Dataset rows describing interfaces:
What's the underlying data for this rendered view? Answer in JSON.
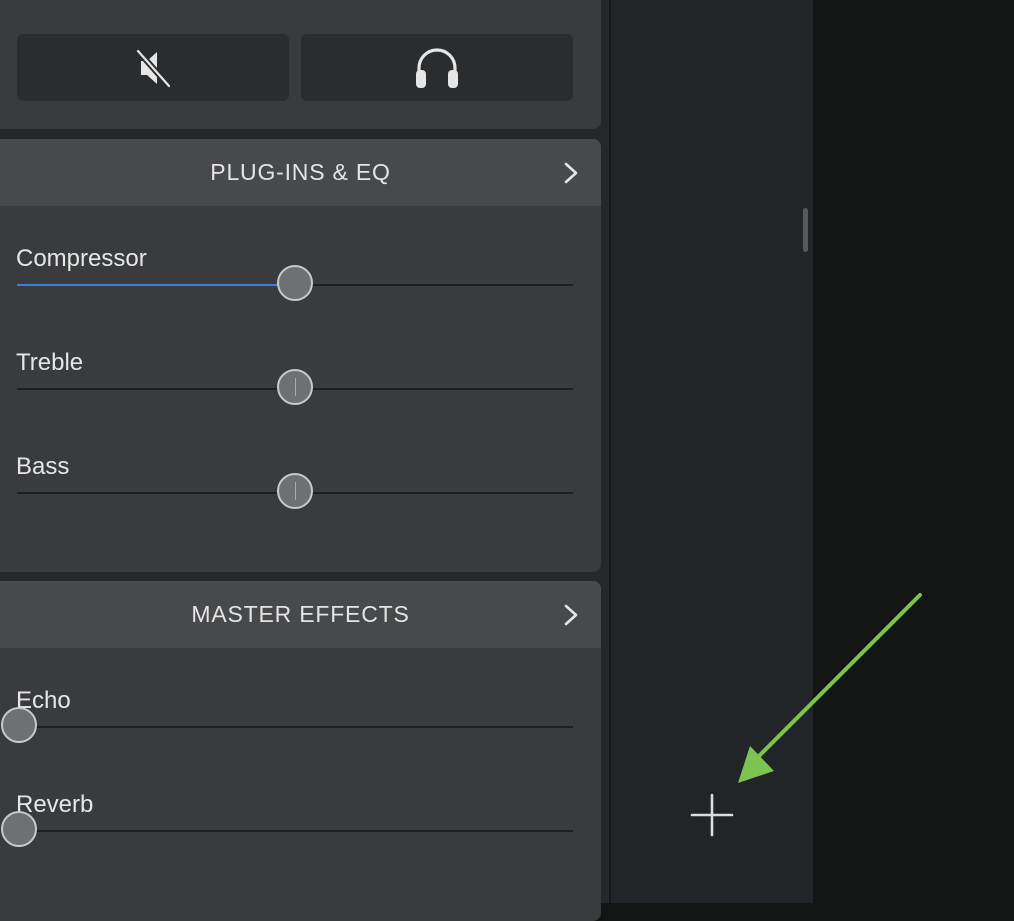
{
  "colors": {
    "panel_background": "#3a3b3d",
    "header_background": "#48494b",
    "slider_fill": "#3d7ee6",
    "annotation_arrow": "#7dc352"
  },
  "top_buttons": [
    {
      "icon": "speaker-muted-icon"
    },
    {
      "icon": "headphones-icon"
    }
  ],
  "plugins_eq": {
    "title": "PLUG-INS & EQ",
    "icon": "chevron-right-icon",
    "sliders": [
      {
        "label": "Compressor",
        "value": 0.5,
        "filled": true
      },
      {
        "label": "Treble",
        "value": 0.5,
        "filled": false
      },
      {
        "label": "Bass",
        "value": 0.5,
        "filled": false
      }
    ]
  },
  "master_effects": {
    "title": "MASTER EFFECTS",
    "icon": "chevron-right-icon",
    "sliders": [
      {
        "label": "Echo",
        "value": 0.0,
        "filled": false
      },
      {
        "label": "Reverb",
        "value": 0.0,
        "filled": false
      }
    ]
  },
  "track_area": {
    "add_icon": "plus-icon"
  }
}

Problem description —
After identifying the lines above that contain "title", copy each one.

Result for this task —
    "title": "PLUG-INS & EQ",
    "title": "MASTER EFFECTS",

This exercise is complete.